• Work order
When you have gone through the records below, state only how many lines include the word "will".

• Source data
==============================
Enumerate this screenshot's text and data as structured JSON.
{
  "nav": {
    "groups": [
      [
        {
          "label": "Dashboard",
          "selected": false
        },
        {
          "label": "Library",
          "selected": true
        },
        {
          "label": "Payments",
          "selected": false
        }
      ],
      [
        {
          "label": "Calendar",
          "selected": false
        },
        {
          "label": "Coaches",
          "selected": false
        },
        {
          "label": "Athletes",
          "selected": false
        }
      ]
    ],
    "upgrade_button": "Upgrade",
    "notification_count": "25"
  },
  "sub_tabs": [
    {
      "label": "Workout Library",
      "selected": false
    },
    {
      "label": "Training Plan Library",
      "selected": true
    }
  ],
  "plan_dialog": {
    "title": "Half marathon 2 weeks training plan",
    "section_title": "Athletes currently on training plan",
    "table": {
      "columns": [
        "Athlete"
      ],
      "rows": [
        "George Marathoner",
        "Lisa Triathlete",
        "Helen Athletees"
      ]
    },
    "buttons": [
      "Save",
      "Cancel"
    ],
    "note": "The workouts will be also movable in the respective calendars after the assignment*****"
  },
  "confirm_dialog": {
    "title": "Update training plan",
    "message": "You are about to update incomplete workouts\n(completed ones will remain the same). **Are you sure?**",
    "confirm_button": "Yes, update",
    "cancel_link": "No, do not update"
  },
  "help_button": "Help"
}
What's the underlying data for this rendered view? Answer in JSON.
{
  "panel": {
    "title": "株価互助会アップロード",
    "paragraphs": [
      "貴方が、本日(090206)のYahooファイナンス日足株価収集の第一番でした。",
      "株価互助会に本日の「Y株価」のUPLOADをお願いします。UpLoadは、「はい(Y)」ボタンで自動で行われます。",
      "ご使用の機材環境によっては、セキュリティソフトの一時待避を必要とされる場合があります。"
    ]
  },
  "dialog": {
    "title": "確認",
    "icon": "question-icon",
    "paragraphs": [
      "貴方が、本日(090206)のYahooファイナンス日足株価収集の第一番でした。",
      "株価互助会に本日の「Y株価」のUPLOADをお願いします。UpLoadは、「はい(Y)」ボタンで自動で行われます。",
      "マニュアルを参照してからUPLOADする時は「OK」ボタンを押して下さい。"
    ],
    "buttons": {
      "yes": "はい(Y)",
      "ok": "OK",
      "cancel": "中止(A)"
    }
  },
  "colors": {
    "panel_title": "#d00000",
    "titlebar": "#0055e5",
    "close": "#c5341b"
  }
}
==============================
• Response
2